Entries taken from a collection:
────────────────────────────────────────

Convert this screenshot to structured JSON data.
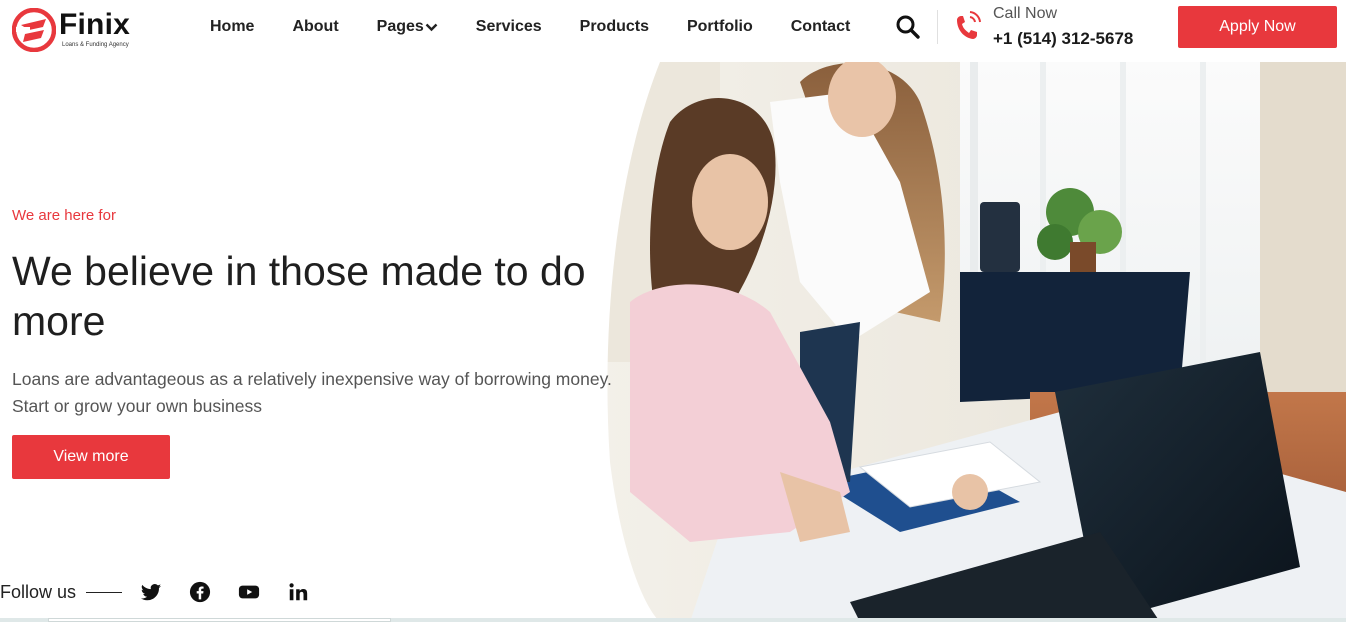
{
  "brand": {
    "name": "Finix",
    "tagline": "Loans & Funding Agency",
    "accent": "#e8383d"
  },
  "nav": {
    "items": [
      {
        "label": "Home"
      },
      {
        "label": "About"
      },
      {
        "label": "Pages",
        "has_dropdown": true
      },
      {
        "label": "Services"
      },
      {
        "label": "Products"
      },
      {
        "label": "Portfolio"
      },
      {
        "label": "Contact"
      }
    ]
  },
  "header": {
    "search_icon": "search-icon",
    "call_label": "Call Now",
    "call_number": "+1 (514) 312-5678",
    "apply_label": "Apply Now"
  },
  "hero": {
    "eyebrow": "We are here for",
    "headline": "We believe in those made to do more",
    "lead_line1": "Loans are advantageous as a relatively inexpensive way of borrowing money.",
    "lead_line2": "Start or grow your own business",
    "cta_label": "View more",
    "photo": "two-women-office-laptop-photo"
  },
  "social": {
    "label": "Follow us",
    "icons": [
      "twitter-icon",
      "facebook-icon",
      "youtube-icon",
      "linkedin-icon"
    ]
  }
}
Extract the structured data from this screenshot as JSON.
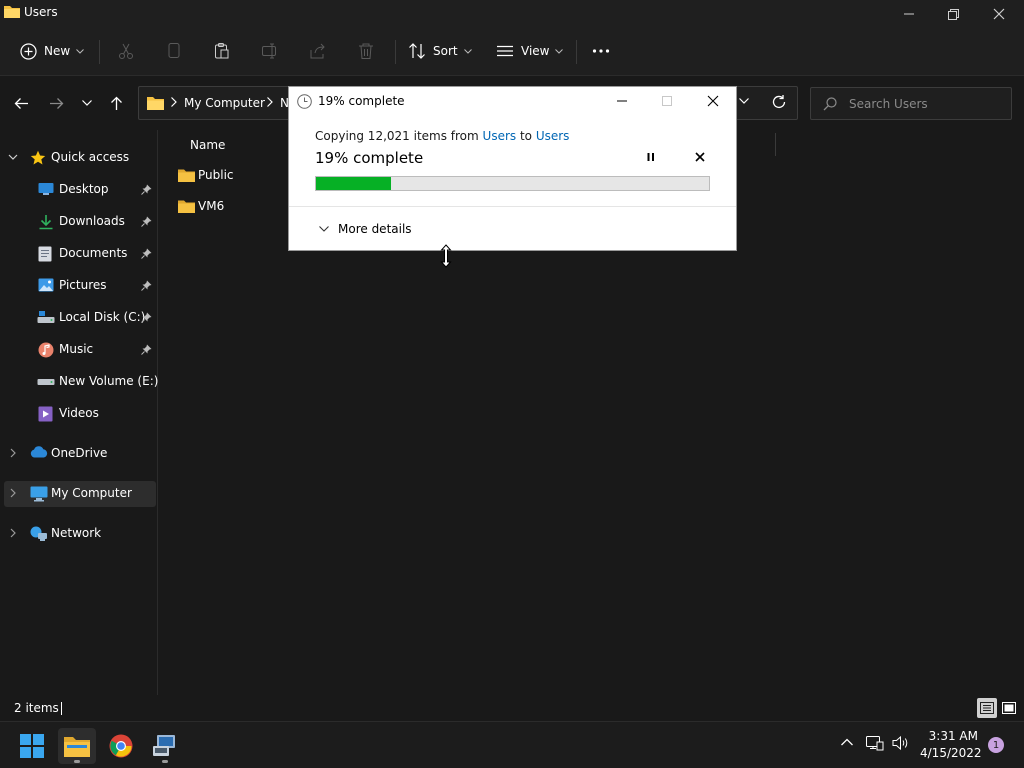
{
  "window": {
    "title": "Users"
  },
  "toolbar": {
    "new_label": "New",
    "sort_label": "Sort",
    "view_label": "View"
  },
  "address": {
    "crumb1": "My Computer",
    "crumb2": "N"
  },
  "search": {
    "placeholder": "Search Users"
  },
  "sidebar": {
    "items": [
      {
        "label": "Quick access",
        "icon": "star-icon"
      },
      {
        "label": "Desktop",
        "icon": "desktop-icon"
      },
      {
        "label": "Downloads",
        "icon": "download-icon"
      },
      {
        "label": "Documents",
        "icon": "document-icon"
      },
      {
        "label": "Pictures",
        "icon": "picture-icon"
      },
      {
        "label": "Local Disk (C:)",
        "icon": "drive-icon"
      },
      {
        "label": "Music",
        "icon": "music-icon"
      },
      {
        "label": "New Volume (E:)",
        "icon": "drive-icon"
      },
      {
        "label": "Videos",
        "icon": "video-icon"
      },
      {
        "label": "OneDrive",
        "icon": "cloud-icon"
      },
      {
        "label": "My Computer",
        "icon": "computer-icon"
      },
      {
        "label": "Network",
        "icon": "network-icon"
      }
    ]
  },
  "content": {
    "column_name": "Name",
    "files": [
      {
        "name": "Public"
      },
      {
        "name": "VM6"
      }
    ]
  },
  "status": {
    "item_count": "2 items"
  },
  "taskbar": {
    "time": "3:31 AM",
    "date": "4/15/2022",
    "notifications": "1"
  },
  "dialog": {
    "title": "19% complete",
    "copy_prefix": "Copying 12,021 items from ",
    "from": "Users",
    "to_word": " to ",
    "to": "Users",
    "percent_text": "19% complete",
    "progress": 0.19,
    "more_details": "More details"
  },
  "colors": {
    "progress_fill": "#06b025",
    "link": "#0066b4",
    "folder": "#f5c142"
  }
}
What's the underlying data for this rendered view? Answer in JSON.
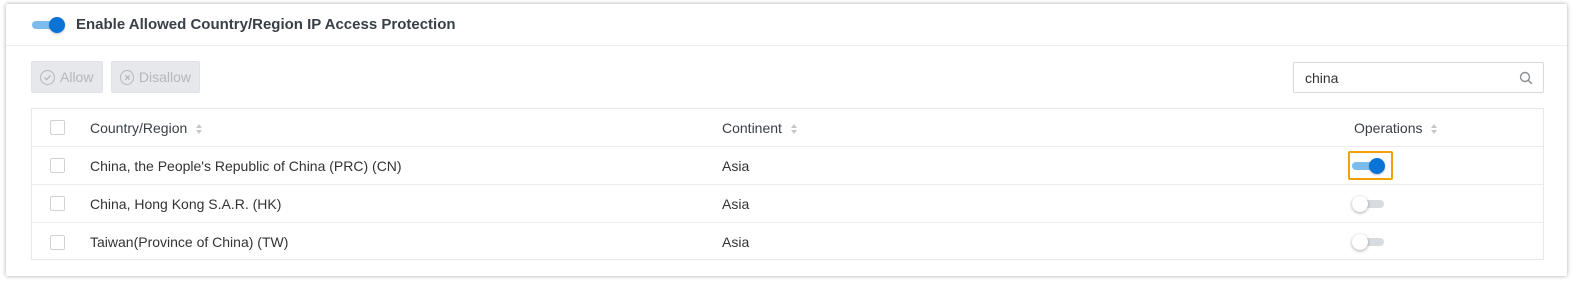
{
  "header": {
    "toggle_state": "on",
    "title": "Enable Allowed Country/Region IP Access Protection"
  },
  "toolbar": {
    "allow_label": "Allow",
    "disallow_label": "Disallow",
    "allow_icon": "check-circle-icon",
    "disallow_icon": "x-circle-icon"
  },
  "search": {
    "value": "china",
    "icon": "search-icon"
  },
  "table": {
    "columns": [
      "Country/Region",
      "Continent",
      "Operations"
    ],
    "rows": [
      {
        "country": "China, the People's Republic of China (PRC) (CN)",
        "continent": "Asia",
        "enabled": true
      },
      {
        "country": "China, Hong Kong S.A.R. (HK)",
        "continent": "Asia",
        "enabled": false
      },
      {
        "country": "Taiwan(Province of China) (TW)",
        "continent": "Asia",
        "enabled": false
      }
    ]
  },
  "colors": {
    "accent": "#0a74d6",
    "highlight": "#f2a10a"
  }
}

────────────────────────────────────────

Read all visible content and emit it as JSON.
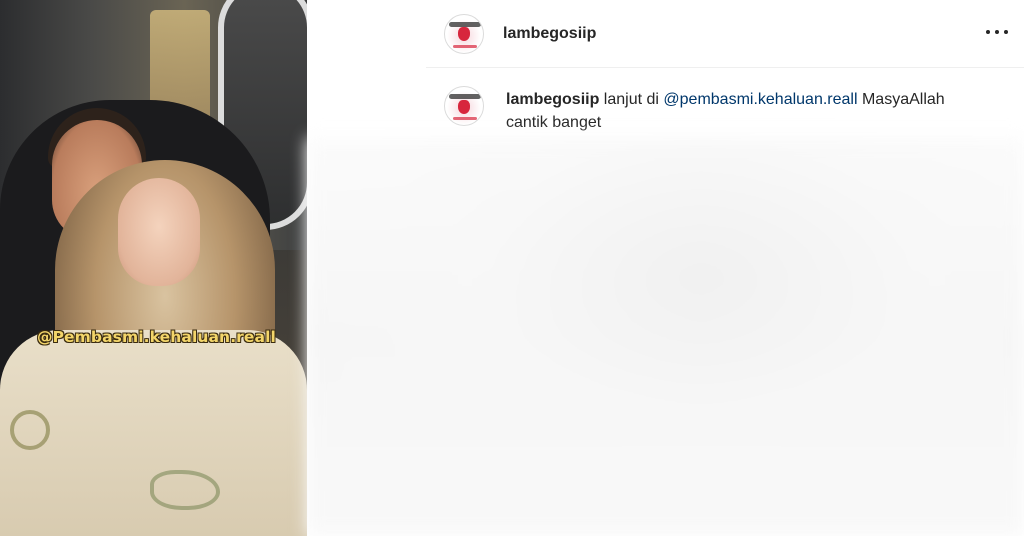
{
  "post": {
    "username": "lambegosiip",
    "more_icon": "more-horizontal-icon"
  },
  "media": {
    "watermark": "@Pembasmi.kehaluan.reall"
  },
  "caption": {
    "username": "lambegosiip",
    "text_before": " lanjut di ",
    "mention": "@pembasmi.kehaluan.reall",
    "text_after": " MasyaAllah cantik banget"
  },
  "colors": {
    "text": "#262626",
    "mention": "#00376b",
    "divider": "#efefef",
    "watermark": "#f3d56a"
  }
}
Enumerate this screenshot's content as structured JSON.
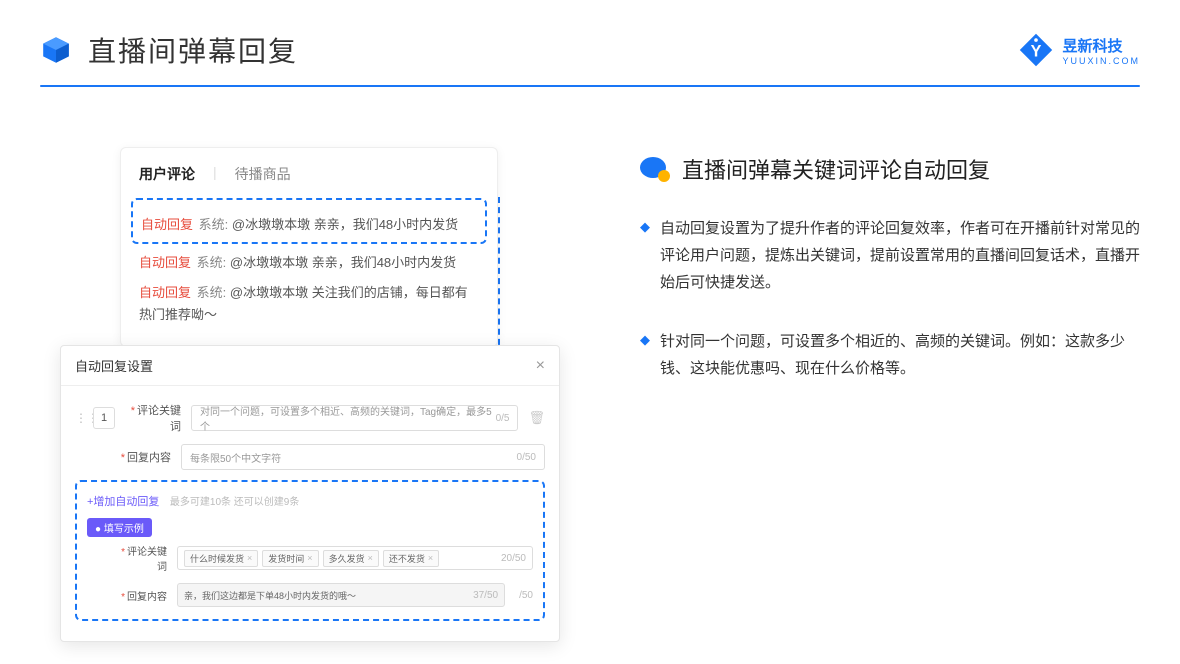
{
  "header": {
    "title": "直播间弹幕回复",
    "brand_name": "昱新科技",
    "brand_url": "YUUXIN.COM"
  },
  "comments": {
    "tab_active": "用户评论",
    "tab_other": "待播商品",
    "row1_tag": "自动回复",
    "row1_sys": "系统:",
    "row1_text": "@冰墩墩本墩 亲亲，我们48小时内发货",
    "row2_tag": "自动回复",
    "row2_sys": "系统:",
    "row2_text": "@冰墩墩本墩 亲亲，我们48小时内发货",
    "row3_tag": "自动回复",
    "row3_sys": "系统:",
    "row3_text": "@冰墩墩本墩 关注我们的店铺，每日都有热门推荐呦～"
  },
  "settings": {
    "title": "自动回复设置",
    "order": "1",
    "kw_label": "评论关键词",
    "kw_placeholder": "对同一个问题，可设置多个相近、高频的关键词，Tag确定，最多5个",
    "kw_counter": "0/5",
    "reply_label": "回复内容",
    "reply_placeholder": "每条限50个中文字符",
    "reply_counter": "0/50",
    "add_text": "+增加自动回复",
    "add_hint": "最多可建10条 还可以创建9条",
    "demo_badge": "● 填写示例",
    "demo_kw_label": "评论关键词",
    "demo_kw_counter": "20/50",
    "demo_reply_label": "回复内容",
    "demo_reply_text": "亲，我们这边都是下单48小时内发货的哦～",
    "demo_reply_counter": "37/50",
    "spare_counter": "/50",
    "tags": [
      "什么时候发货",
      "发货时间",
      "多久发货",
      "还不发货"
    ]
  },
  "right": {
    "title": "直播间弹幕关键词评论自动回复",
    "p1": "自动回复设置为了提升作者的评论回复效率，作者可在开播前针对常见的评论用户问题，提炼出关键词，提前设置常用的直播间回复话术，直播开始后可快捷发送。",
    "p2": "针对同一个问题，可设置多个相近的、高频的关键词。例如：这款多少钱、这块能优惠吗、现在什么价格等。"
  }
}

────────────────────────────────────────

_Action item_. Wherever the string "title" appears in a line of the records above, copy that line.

_Task solution_.
    "title": "Users"
    "title": "19% complete",
    "title": "Enable Allowed Country/Region IP Access Protection"
    "title": "直播间弹幕回复",
    "title": "自动回复设置",
    "title": "直播间弹幕关键词评论自动回复",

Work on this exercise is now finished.